If you were only able to watch through the first timeout on Thursday, then don't worry, because that was enough to establish a pretty clear picture of how North Carolina’s tournament opener would turn out. When that first whistle blew at the 15:53 mark, the Tar Heels led 12-2 and had as many offensive rebounds (5) as Hofstra had field goal attempts and rebounds combined.
That lead increased to 36-18 seven minutes later and North Carolina eventually entered the locker room at halftime with a 58-33 advantage.
Dexter Strickland’s transition lay-up with 8:43 left put 82 points on the scoreboard, which momentarily served as the most points scored by UNC in a game during the 2010 calendar year. North Carolina’s 107 points are its most scored in a game since a 108-91 victory over Maryland on Feb. 3, 2009.
Barnes knocked down four of his five 3-pointers and also grabbed seven rebounds for the Tar Heels. Leslie McDonald (5-of-9, 4-of-6 3-pointers) tied his career-high with 16 points and John Henson posted his second-straight double-double with 12 points and 11 rebounds. Tyler Zeller (11 points, eight rebounds), Dexter Strickland (11) and Justin Watts (career-high 13) also scored in double-digits for UNC.

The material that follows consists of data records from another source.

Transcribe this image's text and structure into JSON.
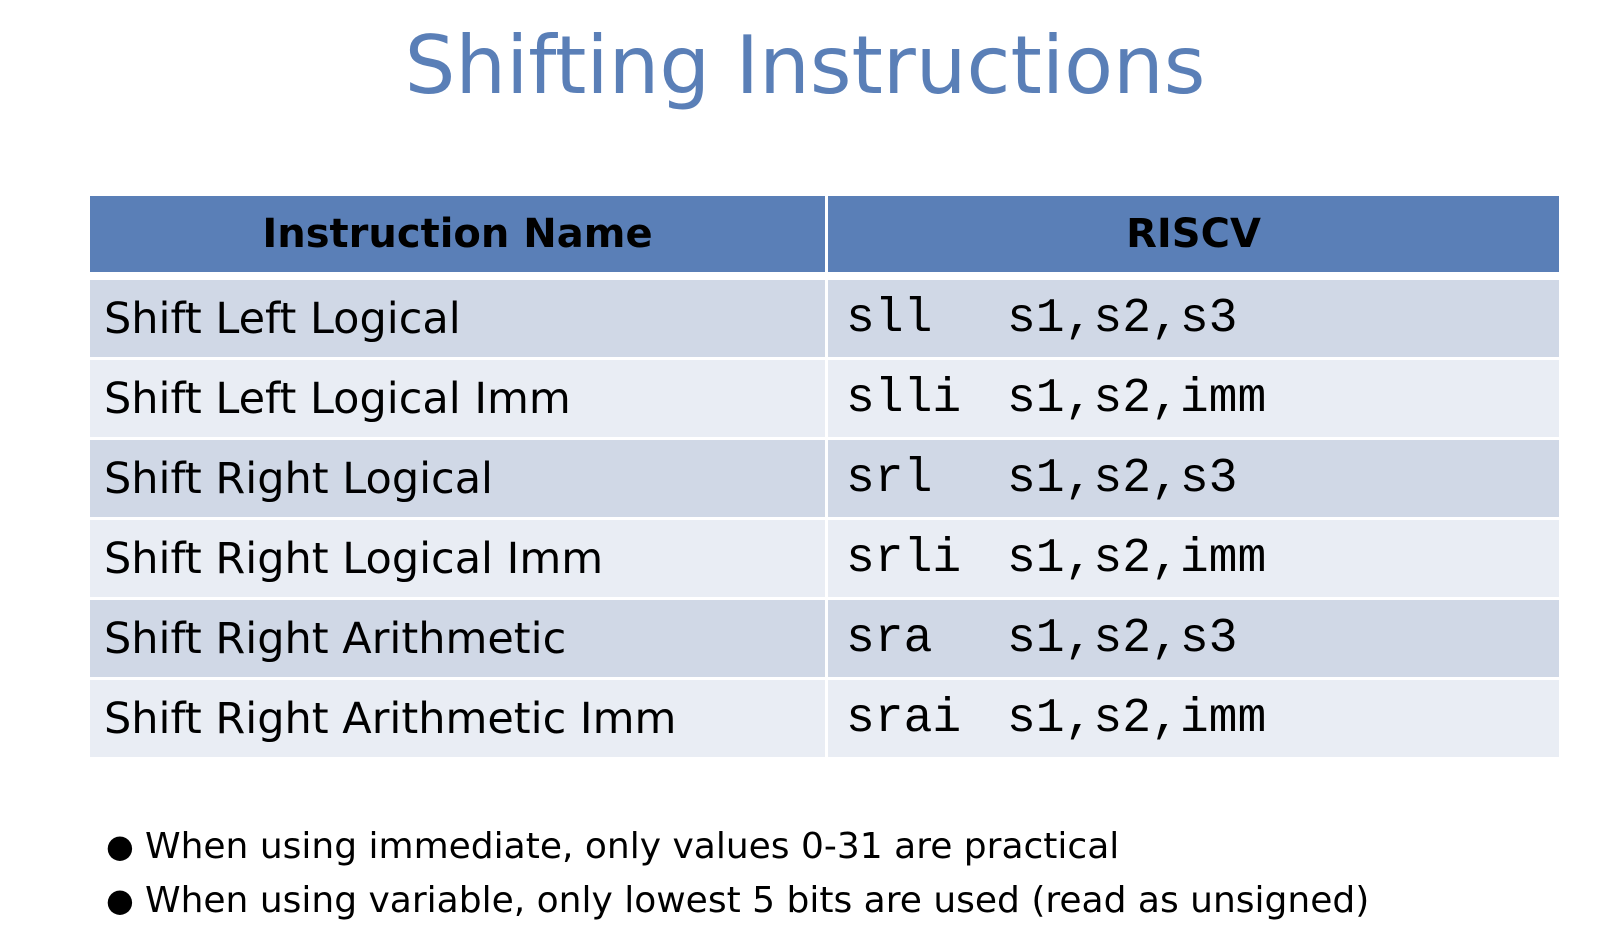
{
  "slide": {
    "title": "Shifting Instructions"
  },
  "table": {
    "headers": [
      "Instruction Name",
      "RISCV"
    ],
    "rows": [
      {
        "name": "Shift Left Logical",
        "op": "sll",
        "args": "s1,s2,s3"
      },
      {
        "name": "Shift Left Logical Imm",
        "op": "slli",
        "args": "s1,s2,imm"
      },
      {
        "name": "Shift Right Logical",
        "op": "srl",
        "args": "s1,s2,s3"
      },
      {
        "name": "Shift Right Logical Imm",
        "op": "srli",
        "args": "s1,s2,imm"
      },
      {
        "name": "Shift Right Arithmetic",
        "op": "sra",
        "args": "s1,s2,s3"
      },
      {
        "name": "Shift Right Arithmetic Imm",
        "op": "srai",
        "args": "s1,s2,imm"
      }
    ]
  },
  "notes": [
    "When using immediate, only values 0-31 are practical",
    "When using variable, only lowest 5 bits are used (read as unsigned)"
  ],
  "colors": {
    "title": "#5a7fb7",
    "header_bg": "#5a7fb7",
    "row_dark": "#d0d8e6",
    "row_light": "#e9edf4"
  }
}
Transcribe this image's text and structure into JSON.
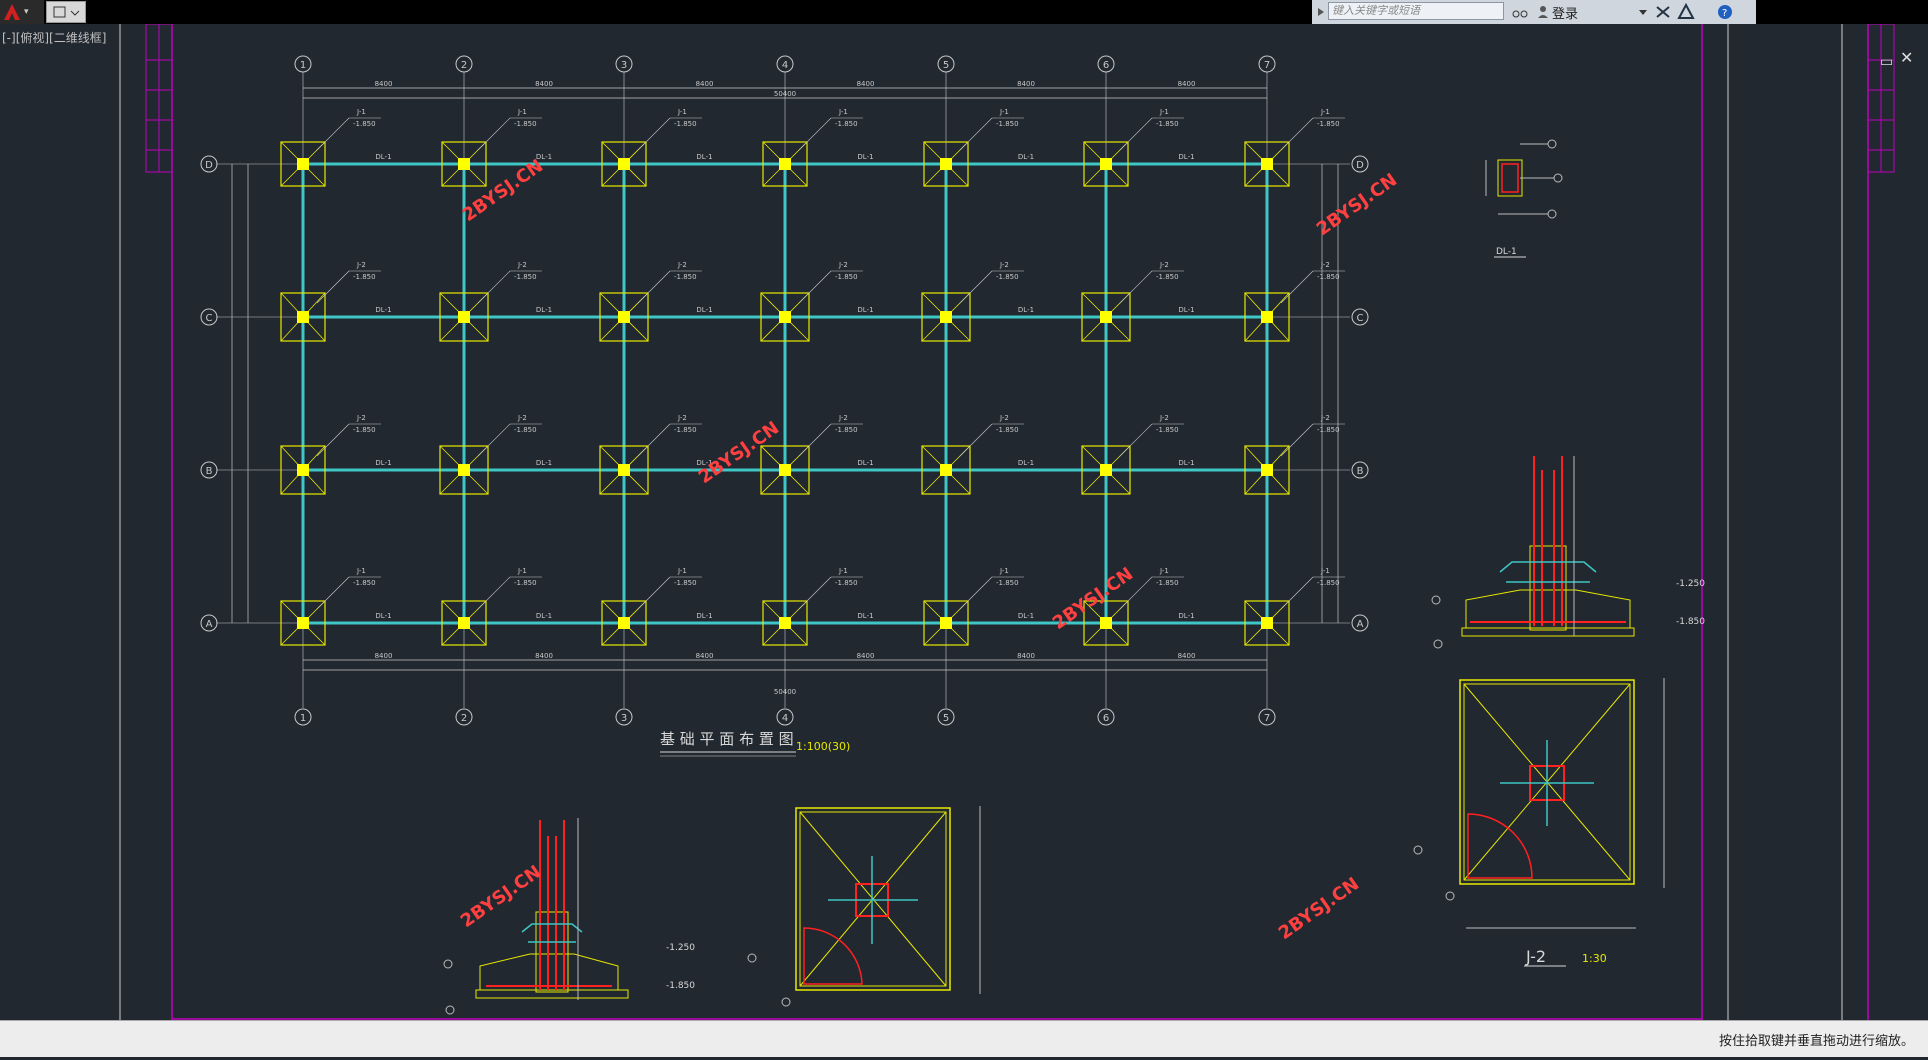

Larry Drew and Kendall Marshall provided a solid 1-2 punch at the point, combining for 15 assists against just three turnovers.
Reigning Colonial Athletic Association Player of the Year Charles Jenkins led all scorers with 24 points on 11-of-18 shooting, and Mike Moore added 15 points and five rebounds for Hofstra.
UNC connected on 56.3 percent of its field goal attempts (40-of-71) while holding the Pride to 41.3 percent (26-of-63). The Tar Heels outrebounded their opponent, 50-29.
INSIDE THE GAME
Less than four minutes had elapsed on the game clock when Harrison Barnes pulled up and drained his first 3-pointer. Three possessions later, fellow frosh Reggie Bullock knocked down a 3-pointer. Leslie McDonald then got into the mix, followed by Bullock and Barnes connecting from deep yet again.
And on and on it went.
If the game had ended at halftime, North Carolina would have tied the school record for 3-point field goal percentage in a single game with identical results – UNC connected on 8-of-9 3-pointers against Stetson on Dec. 3, 1986.
“Basically, it’s pretty easy – we started out making a bunch of shots,” head coach Roy Williams said. “Harrison was 4-of-4 and our whole team was 8-of-9 from three in the first half. It’s hard to guard somebody if they’re doing that kind of thing because it opens up so many things for everybody inside.”
McDonald hit an early 3-pointer in the second half to move North Carolina to 9-of-10, but the long-range artillery cooled off from that point as UNC finished 12-of-17. North Carolina’s best percentage performance from 3-point territory last season occurred against Marshall on Dec. 22 in connecting on 7-of-11 attempts for a 63.6 percent mark.
McDonald, who tied Barnes for the team-high in made 3-pointers, points to a contest among teammates as a reason for the success beyond the arc.
“We try to see who makes the most shots,” McDonald said. “Not shoot the most, but just make the most. This little competition between us is really helping us out because we really focus on trying to make the shots.”
Barnes and Bullock were expected to dramatically improve UNC’s perimeter shooting this season and they showed why against Hofstra, combining to knock down six of their eight 3-point attempts.
“Everything looks so much better when the ball goes in the basket,” Williams said.
On the Defensive
North Carolina’s ability to outrebound Hofstra (22-13) and force 10 turnovers in the first half may have masked the Pride’s 51.9 percent field goal percentage (14-of-27) to the crowd, but it didn’t slip past the program’s Hall of Fame head coach.
“We can get so much better defensively,” Williams said. “My gosh, in the first half we were awful defensively.”
Things improved after halftime, however, as the Tar Heels held Hofstra to 33.3 percent on 12-of-36 shooting, including a 2-of-6 mark from 3-point range. The key to that improvement was UNC locking down Jenkins, who blistered the Heels for 20 points in the first half.
North Carolina sent a wave of defenders at Jenkins – Strickland, McDonald and Barnes – and Zeller was solid in defending the ball screen.
“I said, ‘We’re probably not going to completely shut him out, but let’s try to cut his percentage down,’” Williams said. “At half, he was 9-for-11, so in the second half he was 2-for-7. It’s hard to do that – he played 36 minutes with different guys going at him all of the time.”
After making nine of Hofstra’s 14 field goals in the first 20 minutes, Jenkins made only two of his team’s 12 baskets after halftime.
This week marks the Tar Heels’s first appearance in the Puerto Rico Tip-Off, and they have already made their presence felt in the record books after 40 minutes of play.
Against Hofstra, UNC set seven team tournament records – points (107), points in a half (58), field goals made (40), field goals attempted (71), field goal percentage (56.3), 3-point field goal percentage (70.6) and assists (29).